--- Assigned task ---
Every line below is to be quoted exactly, with nothing added or dropped.

[Web page and app entries]

☆ ☆ ☆ ☆

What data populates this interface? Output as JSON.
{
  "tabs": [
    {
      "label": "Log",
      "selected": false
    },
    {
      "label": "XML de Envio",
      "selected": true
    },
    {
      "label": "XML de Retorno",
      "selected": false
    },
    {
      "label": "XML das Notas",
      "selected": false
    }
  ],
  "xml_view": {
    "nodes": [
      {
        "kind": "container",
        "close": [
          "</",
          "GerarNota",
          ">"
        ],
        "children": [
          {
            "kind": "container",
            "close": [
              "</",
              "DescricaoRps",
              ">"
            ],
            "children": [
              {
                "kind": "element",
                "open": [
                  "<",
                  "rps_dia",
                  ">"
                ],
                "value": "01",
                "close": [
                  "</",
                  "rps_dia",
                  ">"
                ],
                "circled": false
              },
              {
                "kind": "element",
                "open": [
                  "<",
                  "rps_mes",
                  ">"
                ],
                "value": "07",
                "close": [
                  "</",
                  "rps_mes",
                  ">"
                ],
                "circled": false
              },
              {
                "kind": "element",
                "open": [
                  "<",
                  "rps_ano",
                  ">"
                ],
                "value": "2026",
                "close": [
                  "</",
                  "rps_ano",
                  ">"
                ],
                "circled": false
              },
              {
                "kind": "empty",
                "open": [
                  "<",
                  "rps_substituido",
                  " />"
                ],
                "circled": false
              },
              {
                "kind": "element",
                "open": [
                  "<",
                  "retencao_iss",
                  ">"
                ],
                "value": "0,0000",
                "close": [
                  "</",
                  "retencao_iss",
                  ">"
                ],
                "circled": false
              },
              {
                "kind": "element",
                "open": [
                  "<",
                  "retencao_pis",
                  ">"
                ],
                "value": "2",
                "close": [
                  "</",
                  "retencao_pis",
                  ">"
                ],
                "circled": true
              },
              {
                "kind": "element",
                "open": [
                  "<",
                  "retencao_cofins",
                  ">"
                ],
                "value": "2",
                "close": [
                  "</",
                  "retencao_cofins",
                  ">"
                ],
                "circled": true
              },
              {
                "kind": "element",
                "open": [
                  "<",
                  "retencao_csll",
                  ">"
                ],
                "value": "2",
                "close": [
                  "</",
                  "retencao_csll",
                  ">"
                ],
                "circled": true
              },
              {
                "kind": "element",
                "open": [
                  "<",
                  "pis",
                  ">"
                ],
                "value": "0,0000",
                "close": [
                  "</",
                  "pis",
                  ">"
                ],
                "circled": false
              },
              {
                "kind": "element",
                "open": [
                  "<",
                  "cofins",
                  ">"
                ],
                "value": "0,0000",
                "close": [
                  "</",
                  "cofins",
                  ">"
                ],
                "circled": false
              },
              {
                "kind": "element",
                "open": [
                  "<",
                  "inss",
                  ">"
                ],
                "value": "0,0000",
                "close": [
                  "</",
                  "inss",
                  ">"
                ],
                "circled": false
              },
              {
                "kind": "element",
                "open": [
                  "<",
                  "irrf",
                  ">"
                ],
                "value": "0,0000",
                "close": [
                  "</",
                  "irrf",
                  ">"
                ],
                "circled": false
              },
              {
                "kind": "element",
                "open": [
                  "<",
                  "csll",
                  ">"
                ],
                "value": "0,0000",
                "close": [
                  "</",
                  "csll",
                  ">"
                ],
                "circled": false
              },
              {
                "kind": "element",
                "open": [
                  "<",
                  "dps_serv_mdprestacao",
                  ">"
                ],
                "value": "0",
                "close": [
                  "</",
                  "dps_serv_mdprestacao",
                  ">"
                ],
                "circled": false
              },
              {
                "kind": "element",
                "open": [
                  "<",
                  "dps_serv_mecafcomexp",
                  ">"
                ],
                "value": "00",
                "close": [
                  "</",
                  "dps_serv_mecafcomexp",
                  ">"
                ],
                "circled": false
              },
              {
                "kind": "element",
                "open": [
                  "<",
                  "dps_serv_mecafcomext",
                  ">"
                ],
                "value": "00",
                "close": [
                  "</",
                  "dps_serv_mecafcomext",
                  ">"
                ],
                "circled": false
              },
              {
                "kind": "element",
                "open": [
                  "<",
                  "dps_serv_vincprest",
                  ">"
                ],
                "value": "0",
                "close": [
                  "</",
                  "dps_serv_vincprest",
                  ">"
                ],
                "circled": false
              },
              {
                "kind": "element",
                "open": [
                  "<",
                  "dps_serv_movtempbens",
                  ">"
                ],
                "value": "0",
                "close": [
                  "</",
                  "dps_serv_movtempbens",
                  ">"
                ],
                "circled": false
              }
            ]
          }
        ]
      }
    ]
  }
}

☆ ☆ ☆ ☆

--- Exercise response ---
What data populates this interface? Output as JSON.
{
  "tabs": [
    {
      "label": "Log",
      "selected": false
    },
    {
      "label": "XML de Envio",
      "selected": true
    },
    {
      "label": "XML de Retorno",
      "selected": false
    },
    {
      "label": "XML das Notas",
      "selected": false
    }
  ],
  "xml_view": {
    "nodes": [
      {
        "kind": "container",
        "close": [
          "</",
          "GerarNota",
          ">"
        ],
        "children": [
          {
            "kind": "container",
            "close": [
              "</",
              "DescricaoRps",
              ">"
            ],
            "children": [
              {
                "kind": "element",
                "open": [
                  "<",
                  "rps_dia",
                  ">"
                ],
                "value": "01",
                "close": [
                  "</",
                  "rps_dia",
                  ">"
                ],
                "circled": false
              },
              {
                "kind": "element",
                "open": [
                  "<",
                  "rps_mes",
                  ">"
                ],
                "value": "07",
                "close": [
                  "</",
                  "rps_mes",
                  ">"
                ],
                "circled": false
              },
              {
                "kind": "element",
                "open": [
                  "<",
                  "rps_ano",
                  ">"
                ],
                "value": "2026",
                "close": [
                  "</",
                  "rps_ano",
                  ">"
                ],
                "circled": false
              },
              {
                "kind": "empty",
                "open": [
                  "<",
                  "rps_substituido",
                  " />"
                ],
                "circled": false
              },
              {
                "kind": "element",
                "open": [
                  "<",
                  "retencao_iss",
                  ">"
                ],
                "value": "0,0000",
                "close": [
                  "</",
                  "retencao_iss",
                  ">"
                ],
                "circled": false
              },
              {
                "kind": "element",
                "open": [
                  "<",
                  "retencao_pis",
                  ">"
                ],
                "value": "2",
                "close": [
                  "</",
                  "retencao_pis",
                  ">"
                ],
                "circled": true
              },
              {
                "kind": "element",
                "open": [
                  "<",
                  "retencao_cofins",
                  ">"
                ],
                "value": "2",
                "close": [
                  "</",
                  "retencao_cofins",
                  ">"
                ],
                "circled": true
              },
              {
                "kind": "element",
                "open": [
                  "<",
                  "retencao_csll",
                  ">"
                ],
                "value": "2",
                "close": [
                  "</",
                  "retencao_csll",
                  ">"
                ],
                "circled": true
              },
              {
                "kind": "element",
                "open": [
                  "<",
                  "pis",
                  ">"
                ],
                "value": "0,0000",
                "close": [
                  "</",
                  "pis",
                  ">"
                ],
                "circled": false
              },
              {
                "kind": "element",
                "open": [
                  "<",
                  "cofins",
                  ">"
                ],
                "value": "0,0000",
                "close": [
                  "</",
                  "cofins",
                  ">"
                ],
                "circled": false
              },
              {
                "kind": "element",
                "open": [
                  "<",
                  "inss",
                  ">"
                ],
                "value": "0,0000",
                "close": [
                  "</",
                  "inss",
                  ">"
                ],
                "circled": false
              },
              {
                "kind": "element",
                "open": [
                  "<",
                  "irrf",
                  ">"
                ],
                "value": "0,0000",
                "close": [
                  "</",
                  "irrf",
                  ">"
                ],
                "circled": false
              },
              {
                "kind": "element",
                "open": [
                  "<",
                  "csll",
                  ">"
                ],
                "value": "0,0000",
                "close": [
                  "</",
                  "csll",
                  ">"
                ],
                "circled": false
              },
              {
                "kind": "element",
                "open": [
                  "<",
                  "dps_serv_mdprestacao",
                  ">"
                ],
                "value": "0",
                "close": [
                  "</",
                  "dps_serv_mdprestacao",
                  ">"
                ],
                "circled": false
              },
              {
                "kind": "element",
                "open": [
                  "<",
                  "dps_serv_mecafcomexp",
                  ">"
                ],
                "value": "00",
                "close": [
                  "</",
                  "dps_serv_mecafcomexp",
                  ">"
                ],
                "circled": false
              },
              {
                "kind": "element",
                "open": [
                  "<",
                  "dps_serv_mecafcomext",
                  ">"
                ],
                "value": "00",
                "close": [
                  "</",
                  "dps_serv_mecafcomext",
                  ">"
                ],
                "circled": false
              },
              {
                "kind": "element",
                "open": [
                  "<",
                  "dps_serv_vincprest",
                  ">"
                ],
                "value": "0",
                "close": [
                  "</",
                  "dps_serv_vincprest",
                  ">"
                ],
                "circled": false
              },
              {
                "kind": "element",
                "open": [
                  "<",
                  "dps_serv_movtempbens",
                  ">"
                ],
                "value": "0",
                "close": [
                  "</",
                  "dps_serv_movtempbens",
                  ">"
                ],
                "circled": false
              }
            ]
          }
        ]
      }
    ]
  }
}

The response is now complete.